Thanks for reading!

Sunday, July 27, 2014

High Shoals Falls Trail - Review

While enjoying a tremendous breakfast at the Hole in the Wall in Blairsville, Ga., my wife and I were finalizing trip details for a waterfalls hike over near Blue Ridge when I asked our server if she had ever been there and if she'd recommend the falls that we had picked out.  She quickly nodded with approval but then suggested that if we wanted a better option that we should try the High Shoals Falls trail over near Helen.  "Just take 180 over until it dead ends into Ga 75 then take a right.  The trail will be down a couple of miles on the can't miss it."  Her enthusiasm and her eloquent description painted for us a picture that we had to see in person.  It was a great suggestion!

As her directions suggested, we took Ga 180 from Blairsville over until it dead ended into Ga 75 (south of Hiawassee and north of Helen).  We then turned right and traveled until mile marker 2 and veered off to the left onto Ga FR 283 (see the signs above).  Once on 283, after a short distance, you will encounter a washout/shoals type of crossing on the road.  This may present difficulty for lower profile cars, but we were able to pass through with no problems in our 2003 Toyota Camry.

Once on FR 283, you will travel a little over a mile (1.2) until you see a parking area for the trail on the left.  The trail is also well-marked with a sign letting you know that you are at the right place.

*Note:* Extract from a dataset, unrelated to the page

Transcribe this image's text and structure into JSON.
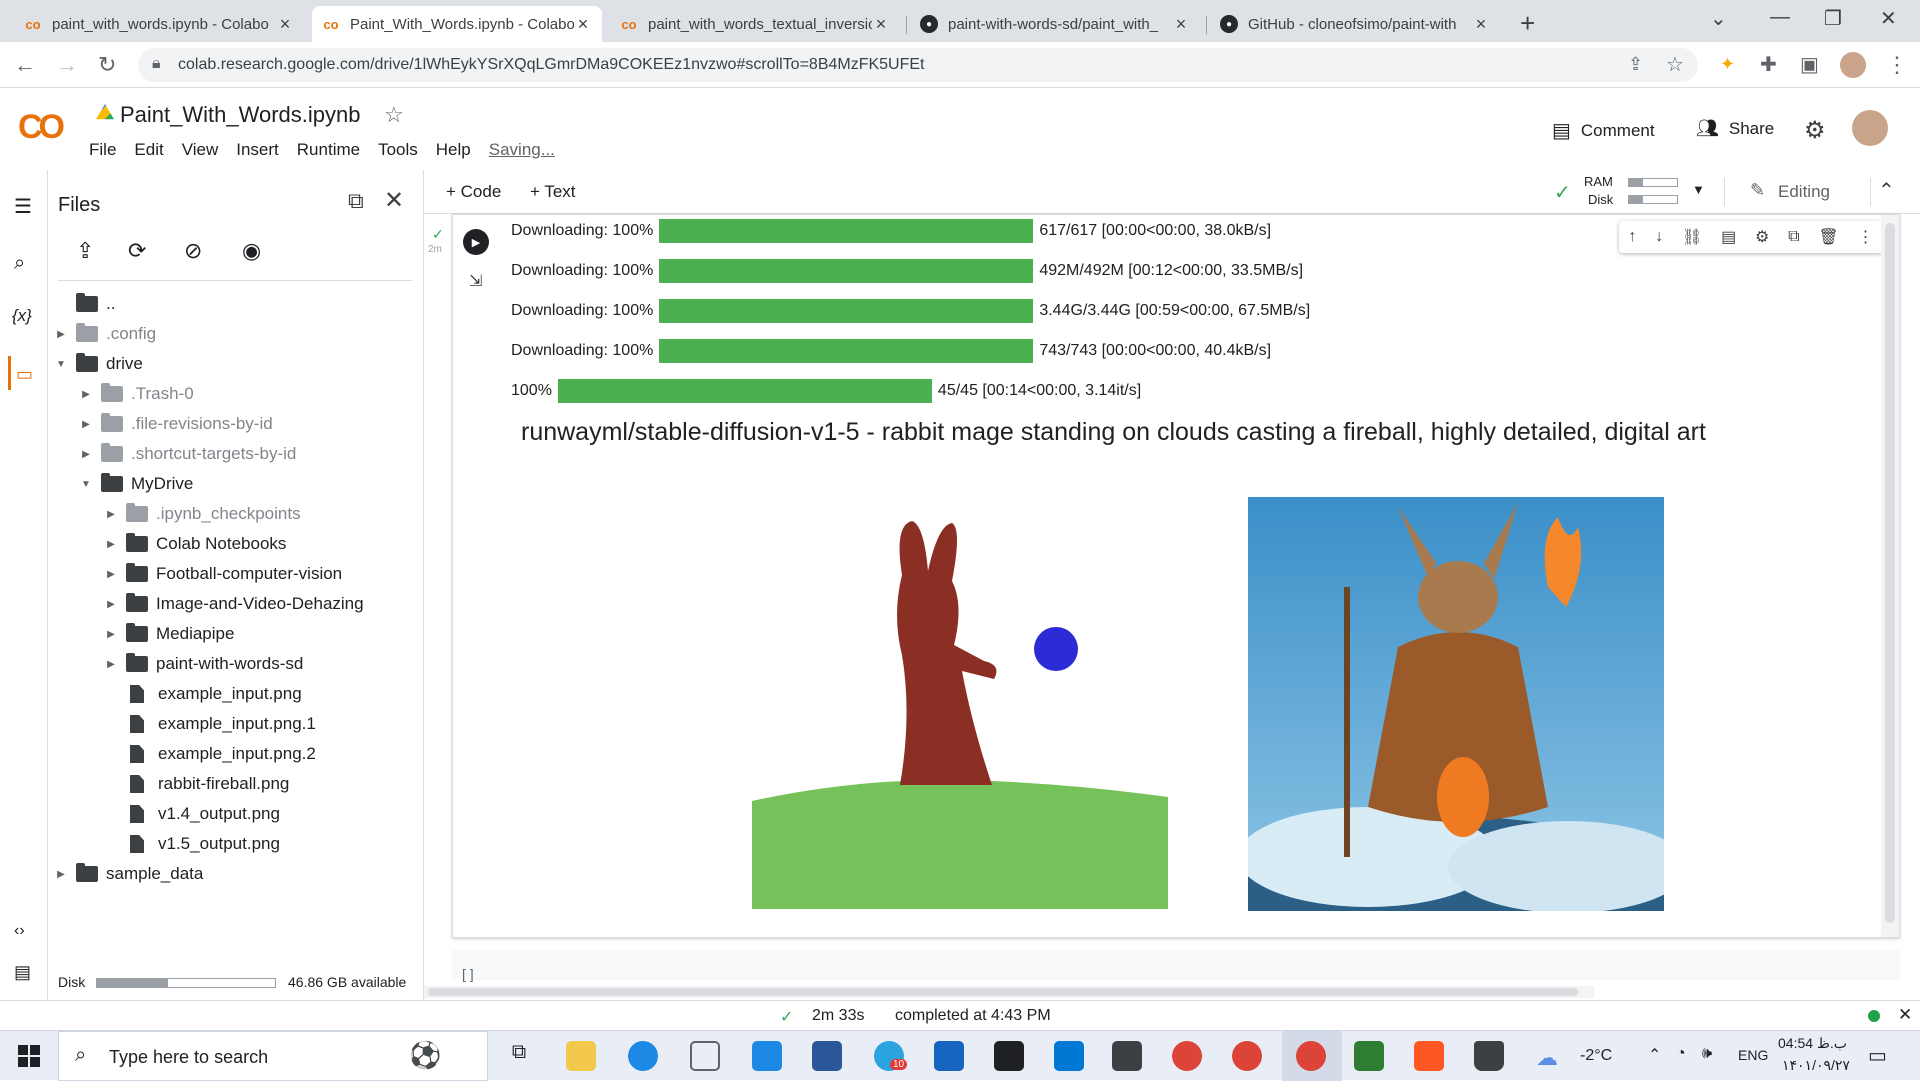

So now that we've illustrated what it looks like to get you where you need to be to start your hike, let's get to the good stuff!  As the above pic shows, your hike will be a descending 1.2 mile hike down to the High Shoals Falls.  We found the hike in to be moderately easy due to the slight decline in elevation.  You can expect to find certain instances where the trail narrows to about 18-24 inches, but for the most part, there is plenty of room.  There are a few switchbacks that you'll have to contend with, as well as rutty/rocky terrain from time to time.  Footbridges are also common along the trail and provide excellent photo opportunities.  The creek will also become visible at about the half way point.

Once you have made your way down the trail to the falls, you will start to hear the unmistakable sound of rushing water.  If you're like us, your excitement level will rise and you will soon find an extra amount of energy that you may not have thought you had.  That excitement and anticipation will soon be rewarded with a spectacular series of cascading water tumbling violently downward creating what we now know to be called the High Shoals Falls.  At the base of the falls, you can expect to find an observation deck and ample opportunities for photos.

As an added bonus to the hike, there is another set of falls which you'll actually come to first (if you are paying attention) on your journey down to the High Shoals Falls.  The Blue Hole Falls can be accessed at approximately the one mile mark from the trail head.  There is also a viewing platform and a large pool of water that I've been told is open for swimming, but I did not confirm that.

Once you've had your fill of waterfall eye-candy, it will be time to make the hike back out.  Obviously, since the hike in was a descent, you'll find the hike out to be quite a bit more strenuous since you'll be dealing with a moderate ascent.  Fear not; however, there are quite a few places in which the trail levels out, thus affording one ample rest if it is needed.

In summary, my wife and I would not hesitate in rating this a 5-Star hike on a scale of 1-5.  The trail itself was full of natural forest beauty, and the spectacular falls were a reward worth pursuing.  We gladly recommend this trail to anyone heading to the Blairsville-Hiawassee-Helen area!

If you'd like more information on this trail, please check out Eric Champlin's excellent review (Atlanta Trails).  Click here:  Atlanta Trails